Anyway, one dish I liked on an eat-out night, and which I replicated at home, is Kangkong On Fire, from Siam Taste in Festival Mall. It's basically a spiced up version of Kangkong with Oyster Sauce. It's very simple, I'm sharing the recipe here in case you want a change from your usual vegetable fare and wanna try it out.

And may I add, the dish costs P95.00++ at the restaurant.
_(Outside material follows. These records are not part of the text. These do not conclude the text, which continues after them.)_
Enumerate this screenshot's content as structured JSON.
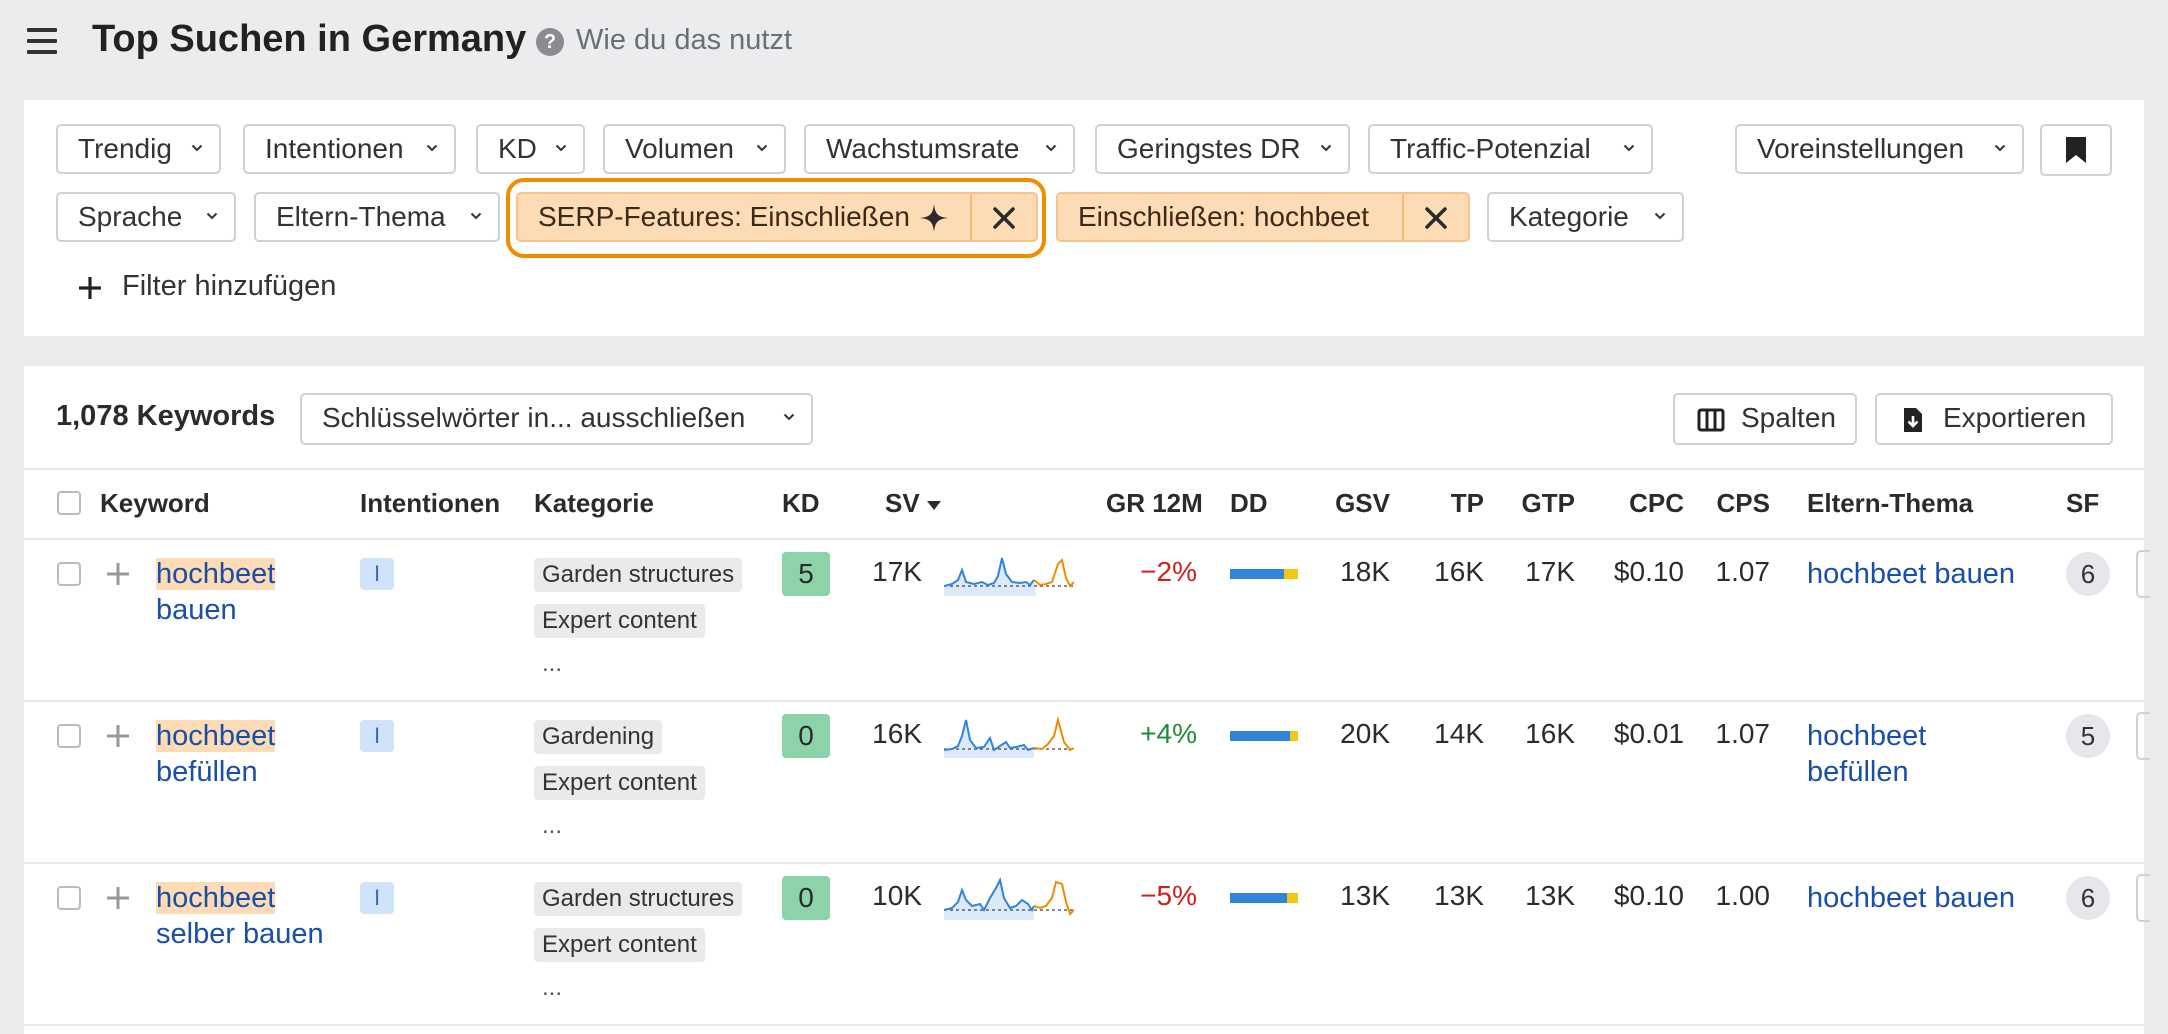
{
  "header": {
    "title": "Top Suchen in Germany",
    "help_label": "Wie du das nutzt"
  },
  "filters": {
    "row1": [
      "Trendig",
      "Intentionen",
      "KD",
      "Volumen",
      "Wachstumsrate",
      "Geringstes DR",
      "Traffic-Potenzial"
    ],
    "presets": "Voreinstellungen",
    "row2_first": [
      "Sprache",
      "Eltern-Thema"
    ],
    "serp_features": "SERP-Features: Einschließen",
    "include": "Einschließen: hochbeet",
    "category": "Kategorie",
    "add_filter": "Filter hinzufügen"
  },
  "toolbar": {
    "keyword_count": "1,078 Keywords",
    "exclude": "Schlüsselwörter in... ausschließen",
    "columns": "Spalten",
    "export": "Exportieren"
  },
  "table": {
    "columns": [
      "Keyword",
      "Intentionen",
      "Kategorie",
      "KD",
      "SV",
      "GR 12M",
      "DD",
      "GSV",
      "TP",
      "GTP",
      "CPC",
      "CPS",
      "Eltern-Thema",
      "SF"
    ],
    "sorted_column": "SV",
    "rows": [
      {
        "kw_hl": "hochbeet",
        "kw_rest": "bauen",
        "intent": "I",
        "categories": [
          "Garden structures",
          "Expert content"
        ],
        "more": "...",
        "kd": "5",
        "sv": "17K",
        "gr": "−2%",
        "gr_dir": "neg",
        "dd": [
          0.8,
          0.2
        ],
        "gsv": "18K",
        "tp": "16K",
        "gtp": "17K",
        "cpc": "$0.10",
        "cps": "1.07",
        "parent": "hochbeet bauen",
        "sf": "6"
      },
      {
        "kw_hl": "hochbeet",
        "kw_rest": "befüllen",
        "intent": "I",
        "categories": [
          "Gardening",
          "Expert content"
        ],
        "more": "...",
        "kd": "0",
        "sv": "16K",
        "gr": "+4%",
        "gr_dir": "pos",
        "dd": [
          0.88,
          0.12
        ],
        "gsv": "20K",
        "tp": "14K",
        "gtp": "16K",
        "cpc": "$0.01",
        "cps": "1.07",
        "parent": "hochbeet befüllen",
        "sf": "5"
      },
      {
        "kw_hl": "hochbeet",
        "kw_rest": "selber bauen",
        "intent": "I",
        "categories": [
          "Garden structures",
          "Expert content"
        ],
        "more": "...",
        "kd": "0",
        "sv": "10K",
        "gr": "−5%",
        "gr_dir": "neg",
        "dd": [
          0.84,
          0.16
        ],
        "gsv": "13K",
        "tp": "13K",
        "gtp": "13K",
        "cpc": "$0.10",
        "cps": "1.00",
        "parent": "hochbeet bauen",
        "sf": "6"
      }
    ]
  },
  "colors": {
    "accent_orange": "#f08c00",
    "filter_active_bg": "#fddcb5",
    "link_blue": "#1a4fa8",
    "kd_green": "#8cd3a9",
    "dd_blue": "#2f86d8",
    "dd_yellow": "#f3c710"
  },
  "icons": [
    "menu-icon",
    "help-icon",
    "chevron-down-icon",
    "sparkle-icon",
    "close-icon",
    "bookmark-icon",
    "plus-icon",
    "columns-icon",
    "export-icon",
    "sort-down-icon"
  ]
}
You're spending only half of that with my version. :)


3 bundles Kangkong [in English: Swamp Cabbage]
3 tablespoons Oyster Sauce [see note below for substitutes]
3 to 4 pieces siling labuyo, chopped [for us Bicolanos, the more, the merrier!]
1 small shallot (red onion), sliced
4 cloves garlic, minced
5 cups tap water
Optional: 1 pork broth cube
Leftover lechon kawali, Crispy Pata or store-bought chicharon - if available
In a medium sized wok, boil the 5 cups of water. Meanwhile, wash kangkong. Cut leaves and the stalks into 3" pieces, discarding the hard, lower portion of the stem. Soak in a bowl of water to keep them green and fresh.
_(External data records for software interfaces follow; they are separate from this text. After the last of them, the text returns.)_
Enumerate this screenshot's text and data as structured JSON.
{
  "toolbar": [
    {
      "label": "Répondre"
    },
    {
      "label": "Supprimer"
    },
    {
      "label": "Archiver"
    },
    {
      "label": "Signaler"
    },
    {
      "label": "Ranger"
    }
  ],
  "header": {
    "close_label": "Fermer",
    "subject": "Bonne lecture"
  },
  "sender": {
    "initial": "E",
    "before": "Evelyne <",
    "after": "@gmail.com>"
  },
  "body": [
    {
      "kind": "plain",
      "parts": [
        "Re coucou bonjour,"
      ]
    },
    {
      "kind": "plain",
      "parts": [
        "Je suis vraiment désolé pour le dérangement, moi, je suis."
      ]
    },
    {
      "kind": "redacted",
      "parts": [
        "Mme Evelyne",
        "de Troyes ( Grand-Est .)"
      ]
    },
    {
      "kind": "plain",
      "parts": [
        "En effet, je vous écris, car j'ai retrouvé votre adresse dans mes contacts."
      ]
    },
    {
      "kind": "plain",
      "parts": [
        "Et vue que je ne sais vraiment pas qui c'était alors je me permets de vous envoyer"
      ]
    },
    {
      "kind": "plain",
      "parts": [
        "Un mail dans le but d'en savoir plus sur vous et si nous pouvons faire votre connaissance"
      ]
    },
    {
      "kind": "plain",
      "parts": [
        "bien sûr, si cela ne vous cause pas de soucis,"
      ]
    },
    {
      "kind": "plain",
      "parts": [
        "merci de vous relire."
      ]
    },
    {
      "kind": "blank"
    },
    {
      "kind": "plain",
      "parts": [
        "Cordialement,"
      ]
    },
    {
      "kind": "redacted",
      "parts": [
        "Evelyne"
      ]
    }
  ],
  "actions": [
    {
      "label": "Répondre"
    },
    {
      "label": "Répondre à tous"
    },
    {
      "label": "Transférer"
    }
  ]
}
Slice onions, chop garlic and chili. Set aside.

Blanch cut up kangkong in the wok. (That's dip and boil for 30 seconds to a minute.) Remove the wok from the fire, take the kangkong out and lay out on serving plate. Set aside. Pour about 2 cups of the green (chlorophyll-rich), boiled water from the wok and discard the rest.

Put wok back on stove. Pour cooking oil. Saute scallions first* then garlic for about 30 seconds each. Add chopped siling labuyo. Stir-fry for another 30 seconds.

While waiting, dissolve the oyster sauce (or soy sauce-sugar-cornstarch mixture) and pork cube (if using) in the bowl of green, hot water. Add mixture to the saute. Let simmer for a minute (stirring if you used the substitutes), until the mixture thickens.

Remove from fire. Pour sauce over the kangkong. Top with Lechon Kawali or crushed chicharon if desired. Serve hot (literally and figuratively). :)

Cost: Kangkong - P15.00; Oyster Sauce - P14.00 (or Soy Sauce,Sugar, etc - P10.00); Pork Cube - P4.00; Cooking Oil, Water, Sili - P5.00; Chicharon (with plenty left over to use for Ginisang Munggo or to munch when you've got nothing to do and want to hike up your bad cholesterol levels) - P5.00

*Shallots cook longer than garlic, and garlic leaves a bitter taste in the oil if burned/left frying for too long. So saute the scallions first and add garlic when the scallions turn soft!:) BTW, onions will do, but not as well. Pero puede na din. I just like the exotic taste of shallots better. :)

Oyster sauce may be substituted with : 2 tablespoons soy sauce + 1 tablespoon brown/washed sugar + a pinch of ground pepper + 1 tablespoon of cornstarch dissolved in a tablespoon of water.